PROBLEM:
The required output is the full listing below, reproduced word for word.

RECORDS:
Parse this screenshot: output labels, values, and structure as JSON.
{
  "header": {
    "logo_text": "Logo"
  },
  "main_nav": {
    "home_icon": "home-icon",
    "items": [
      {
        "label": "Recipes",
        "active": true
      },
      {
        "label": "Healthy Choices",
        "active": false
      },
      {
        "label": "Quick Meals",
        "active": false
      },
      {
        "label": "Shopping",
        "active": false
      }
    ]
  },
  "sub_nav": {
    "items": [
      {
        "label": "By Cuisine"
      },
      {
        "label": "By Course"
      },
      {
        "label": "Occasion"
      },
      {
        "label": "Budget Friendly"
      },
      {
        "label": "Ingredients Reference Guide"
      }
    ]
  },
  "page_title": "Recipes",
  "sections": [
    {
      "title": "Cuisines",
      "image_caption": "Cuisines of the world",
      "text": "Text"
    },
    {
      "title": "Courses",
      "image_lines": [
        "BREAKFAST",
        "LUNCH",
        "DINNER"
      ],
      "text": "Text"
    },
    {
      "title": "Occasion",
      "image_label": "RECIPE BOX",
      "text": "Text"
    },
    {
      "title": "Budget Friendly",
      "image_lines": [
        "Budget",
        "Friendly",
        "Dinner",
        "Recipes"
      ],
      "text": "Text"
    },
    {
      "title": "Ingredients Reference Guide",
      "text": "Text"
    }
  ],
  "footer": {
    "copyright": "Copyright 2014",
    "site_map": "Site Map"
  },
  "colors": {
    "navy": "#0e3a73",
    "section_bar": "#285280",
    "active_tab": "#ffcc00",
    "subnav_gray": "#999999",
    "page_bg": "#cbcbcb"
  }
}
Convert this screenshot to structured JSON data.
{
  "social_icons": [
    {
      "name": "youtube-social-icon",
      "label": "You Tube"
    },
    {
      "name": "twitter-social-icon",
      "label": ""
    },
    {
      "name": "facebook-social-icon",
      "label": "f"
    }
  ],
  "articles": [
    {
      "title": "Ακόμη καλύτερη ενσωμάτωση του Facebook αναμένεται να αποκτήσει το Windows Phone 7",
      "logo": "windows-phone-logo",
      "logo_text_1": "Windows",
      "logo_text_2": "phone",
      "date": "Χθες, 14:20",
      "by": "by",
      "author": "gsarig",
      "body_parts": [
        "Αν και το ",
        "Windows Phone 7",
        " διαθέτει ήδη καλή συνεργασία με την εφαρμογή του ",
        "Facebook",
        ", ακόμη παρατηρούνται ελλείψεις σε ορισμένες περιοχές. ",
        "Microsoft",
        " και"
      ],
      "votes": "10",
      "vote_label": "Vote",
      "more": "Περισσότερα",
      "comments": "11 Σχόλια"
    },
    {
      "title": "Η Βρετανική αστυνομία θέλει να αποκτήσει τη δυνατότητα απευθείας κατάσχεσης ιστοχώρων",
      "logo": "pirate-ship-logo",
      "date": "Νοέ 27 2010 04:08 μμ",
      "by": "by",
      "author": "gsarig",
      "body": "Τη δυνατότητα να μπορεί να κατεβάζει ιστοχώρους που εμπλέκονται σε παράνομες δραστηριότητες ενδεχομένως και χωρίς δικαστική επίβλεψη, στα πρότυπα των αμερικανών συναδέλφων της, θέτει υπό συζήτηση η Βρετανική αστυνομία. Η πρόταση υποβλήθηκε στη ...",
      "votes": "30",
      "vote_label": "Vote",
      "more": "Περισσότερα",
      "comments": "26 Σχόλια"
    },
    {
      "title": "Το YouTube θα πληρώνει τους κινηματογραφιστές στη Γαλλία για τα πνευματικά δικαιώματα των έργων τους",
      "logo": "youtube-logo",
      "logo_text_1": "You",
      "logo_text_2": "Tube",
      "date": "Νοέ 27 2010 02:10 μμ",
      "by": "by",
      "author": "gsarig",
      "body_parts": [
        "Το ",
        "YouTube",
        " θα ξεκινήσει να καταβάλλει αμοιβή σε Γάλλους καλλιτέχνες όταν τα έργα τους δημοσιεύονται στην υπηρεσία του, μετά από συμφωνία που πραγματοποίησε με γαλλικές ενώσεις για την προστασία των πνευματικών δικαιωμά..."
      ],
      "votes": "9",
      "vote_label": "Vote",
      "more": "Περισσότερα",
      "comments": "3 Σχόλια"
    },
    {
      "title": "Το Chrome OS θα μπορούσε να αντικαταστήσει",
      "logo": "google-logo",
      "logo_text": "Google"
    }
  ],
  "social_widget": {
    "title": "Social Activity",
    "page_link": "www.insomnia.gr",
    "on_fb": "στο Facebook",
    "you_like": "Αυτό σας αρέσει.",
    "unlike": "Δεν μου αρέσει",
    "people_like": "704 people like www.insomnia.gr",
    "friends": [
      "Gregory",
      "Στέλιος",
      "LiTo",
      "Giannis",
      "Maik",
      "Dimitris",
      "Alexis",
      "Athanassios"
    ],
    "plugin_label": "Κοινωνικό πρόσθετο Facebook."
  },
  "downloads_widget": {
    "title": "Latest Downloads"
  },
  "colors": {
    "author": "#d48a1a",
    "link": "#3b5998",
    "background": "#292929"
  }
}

TASK RESPONSE:
Parse this screenshot: output labels, values, and structure as JSON.
{
  "header": {
    "logo_text": "Logo"
  },
  "main_nav": {
    "home_icon": "home-icon",
    "items": [
      {
        "label": "Recipes",
        "active": true
      },
      {
        "label": "Healthy Choices",
        "active": false
      },
      {
        "label": "Quick Meals",
        "active": false
      },
      {
        "label": "Shopping",
        "active": false
      }
    ]
  },
  "sub_nav": {
    "items": [
      {
        "label": "By Cuisine"
      },
      {
        "label": "By Course"
      },
      {
        "label": "Occasion"
      },
      {
        "label": "Budget Friendly"
      },
      {
        "label": "Ingredients Reference Guide"
      }
    ]
  },
  "page_title": "Recipes",
  "sections": [
    {
      "title": "Cuisines",
      "image_caption": "Cuisines of the world",
      "text": "Text"
    },
    {
      "title": "Courses",
      "image_lines": [
        "BREAKFAST",
        "LUNCH",
        "DINNER"
      ],
      "text": "Text"
    },
    {
      "title": "Occasion",
      "image_label": "RECIPE BOX",
      "text": "Text"
    },
    {
      "title": "Budget Friendly",
      "image_lines": [
        "Budget",
        "Friendly",
        "Dinner",
        "Recipes"
      ],
      "text": "Text"
    },
    {
      "title": "Ingredients Reference Guide",
      "text": "Text"
    }
  ],
  "footer": {
    "copyright": "Copyright 2014",
    "site_map": "Site Map"
  },
  "colors": {
    "navy": "#0e3a73",
    "section_bar": "#285280",
    "active_tab": "#ffcc00",
    "subnav_gray": "#999999",
    "page_bg": "#cbcbcb"
  }
}
Convert this screenshot to structured JSON data.
{
  "social_icons": [
    {
      "name": "youtube-social-icon",
      "label": "You Tube"
    },
    {
      "name": "twitter-social-icon",
      "label": ""
    },
    {
      "name": "facebook-social-icon",
      "label": "f"
    }
  ],
  "articles": [
    {
      "title": "Ακόμη καλύτερη ενσωμάτωση του Facebook αναμένεται να αποκτήσει το Windows Phone 7",
      "logo": "windows-phone-logo",
      "logo_text_1": "Windows",
      "logo_text_2": "phone",
      "date": "Χθες, 14:20",
      "by": "by",
      "author": "gsarig",
      "body_parts": [
        "Αν και το ",
        "Windows Phone 7",
        " διαθέτει ήδη καλή συνεργασία με την εφαρμογή του ",
        "Facebook",
        ", ακόμη παρατηρούνται ελλείψεις σε ορισμένες περιοχές. ",
        "Microsoft",
        " και"
      ],
      "votes": "10",
      "vote_label": "Vote",
      "more": "Περισσότερα",
      "comments": "11 Σχόλια"
    },
    {
      "title": "Η Βρετανική αστυνομία θέλει να αποκτήσει τη δυνατότητα απευθείας κατάσχεσης ιστοχώρων",
      "logo": "pirate-ship-logo",
      "date": "Νοέ 27 2010 04:08 μμ",
      "by": "by",
      "author": "gsarig",
      "body": "Τη δυνατότητα να μπορεί να κατεβάζει ιστοχώρους που εμπλέκονται σε παράνομες δραστηριότητες ενδεχομένως και χωρίς δικαστική επίβλεψη, στα πρότυπα των αμερικανών συναδέλφων της, θέτει υπό συζήτηση η Βρετανική αστυνομία. Η πρόταση υποβλήθηκε στη ...",
      "votes": "30",
      "vote_label": "Vote",
      "more": "Περισσότερα",
      "comments": "26 Σχόλια"
    },
    {
      "title": "Το YouTube θα πληρώνει τους κινηματογραφιστές στη Γαλλία για τα πνευματικά δικαιώματα των έργων τους",
      "logo": "youtube-logo",
      "logo_text_1": "You",
      "logo_text_2": "Tube",
      "date": "Νοέ 27 2010 02:10 μμ",
      "by": "by",
      "author": "gsarig",
      "body_parts": [
        "Το ",
        "YouTube",
        " θα ξεκινήσει να καταβάλλει αμοιβή σε Γάλλους καλλιτέχνες όταν τα έργα τους δημοσιεύονται στην υπηρεσία του, μετά από συμφωνία που πραγματοποίησε με γαλλικές ενώσεις για την προστασία των πνευματικών δικαιωμά..."
      ],
      "votes": "9",
      "vote_label": "Vote",
      "more": "Περισσότερα",
      "comments": "3 Σχόλια"
    },
    {
      "title": "Το Chrome OS θα μπορούσε να αντικαταστήσει",
      "logo": "google-logo",
      "logo_text": "Google"
    }
  ],
  "social_widget": {
    "title": "Social Activity",
    "page_link": "www.insomnia.gr",
    "on_fb": "στο Facebook",
    "you_like": "Αυτό σας αρέσει.",
    "unlike": "Δεν μου αρέσει",
    "people_like": "704 people like www.insomnia.gr",
    "friends": [
      "Gregory",
      "Στέλιος",
      "LiTo",
      "Giannis",
      "Maik",
      "Dimitris",
      "Alexis",
      "Athanassios"
    ],
    "plugin_label": "Κοινωνικό πρόσθετο Facebook."
  },
  "downloads_widget": {
    "title": "Latest Downloads"
  },
  "colors": {
    "author": "#d48a1a",
    "link": "#3b5998",
    "background": "#292929"
  }
}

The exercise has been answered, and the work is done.